-have a few portions of cruciferous vegetables like cauliflower, cabbage, broccoli, kale etc. as part of daily meals. These support the liver detox pathways in many ways.

include protein in every meal. Most of the enzymes that support the liver are made of proteins and if this is deficient, the processes would not work effectively. I have good plant-based sources of protein in the form of lentils, beans, quinoa, soya, tempeh, nuts and seeds in each meal.

glutathione is one of the potent antioxidants in the body. Poor diet, chronic diseases, infection and stress can deplete the glutathione. Food naturally rich in glutathione include spinach, avocadoes, okra, asparagus. The cruciferous vegetables provide sulphur which is important in the production of glutathione.

reduce caffeine intake as sadly it does disrupt the detox process in the liver if consumed in high amounts.

-include more herbs when cooking as they are super loaded with anti-oxidants which support detox. Over the years I have started using many though still struggle to add tarragon (my boys hate it)!

-having regular vitamin D would be essential for the detox process as it is involved in over 600 functions, down to the cellular level!

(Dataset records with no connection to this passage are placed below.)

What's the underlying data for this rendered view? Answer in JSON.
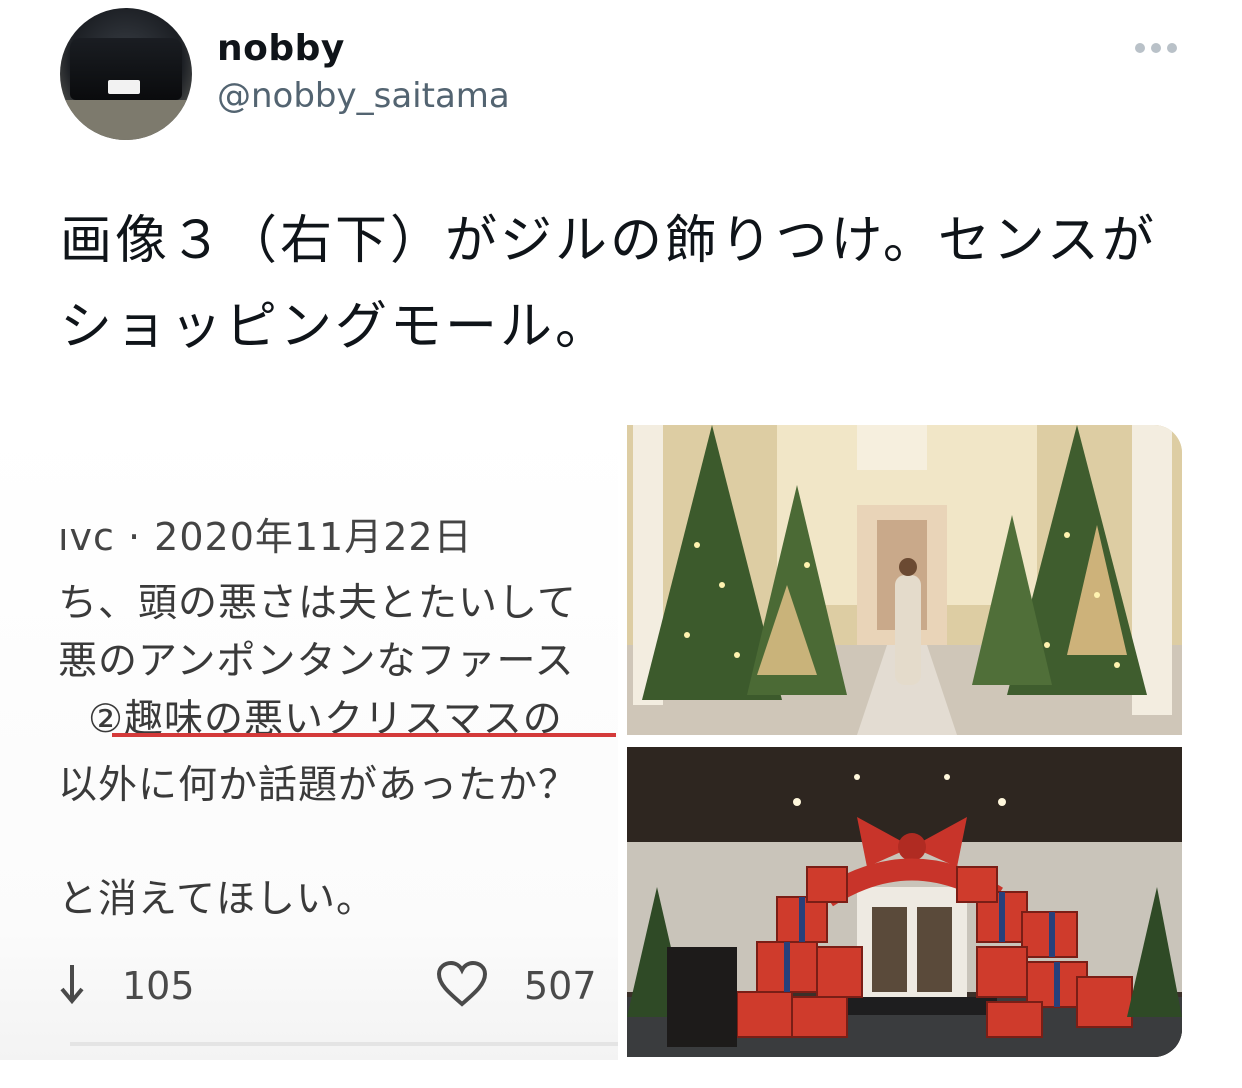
{
  "user": {
    "display_name": "nobby",
    "handle": "@nobby_saitama"
  },
  "tweet": {
    "text": "画像３（右下）がジルの飾りつけ。センスがショッピングモール。"
  },
  "media": {
    "screenshot": {
      "header": "ıvc · 2020年11月22日",
      "lines": [
        "ち、頭の悪さは夫とたいして",
        "悪のアンポンタンなファース",
        "②趣味の悪いクリスマスの",
        "以外に何か話題があったか？",
        "と消えてほしい。"
      ],
      "retweet_count": "105",
      "like_count": "507"
    }
  },
  "colors": {
    "handle": "#536471",
    "underline": "#d43a3a"
  }
}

-finally detox would not be complete without mentioning the need to avoid refined carbohydrates like sugar, white flour and pasta.

  • Supporting the body to eliminate toxins:

          -drink at least 2 litres of water every day. Adding some lemon helps the

          cleansing process as it is rich in vitamin c. This step is important for the     

          elimination of toxins via urine, stool as well as sweat.

                    -add fibre to daily routine in the form of wholegrain, legumes, pulses, beans, nuts, seeds, vegetables and fruits. This adds more than fibre as these food items are rich in mineral, phytonutrients, polyphenols, flavonoids and essential vitamins too. Animal products do not have any fibre at all and hence limiting them would be helpful. This way toxins can be removed through regular bowel motions and avoiding constipation.    

                   – I have already mentioned aerobic exercise as a tool for eliminating toxins.                                 

Personally I recommend that both mental and physical aspects are taken into consideration, as both are so deeply intertwined- one cannot be in sink without the other.

I hope you have found this blog helpful. The list may sound exhaustive, however I am sure you would agree that they are very simple steps, that work wonders when combined.

Have a good week.

References and resources

  1. https://drannitripathi.co.uk/toxin-exposure-and-ways-to-reduce-the-overall-load/
  2. https://britishlivertrust.org.uk/information-and-support/living-with-a-liver-condition/diet-and-liver-disease/physical-activity-exercise/
  3. https://drannitripathi.co.uk/managing-stress/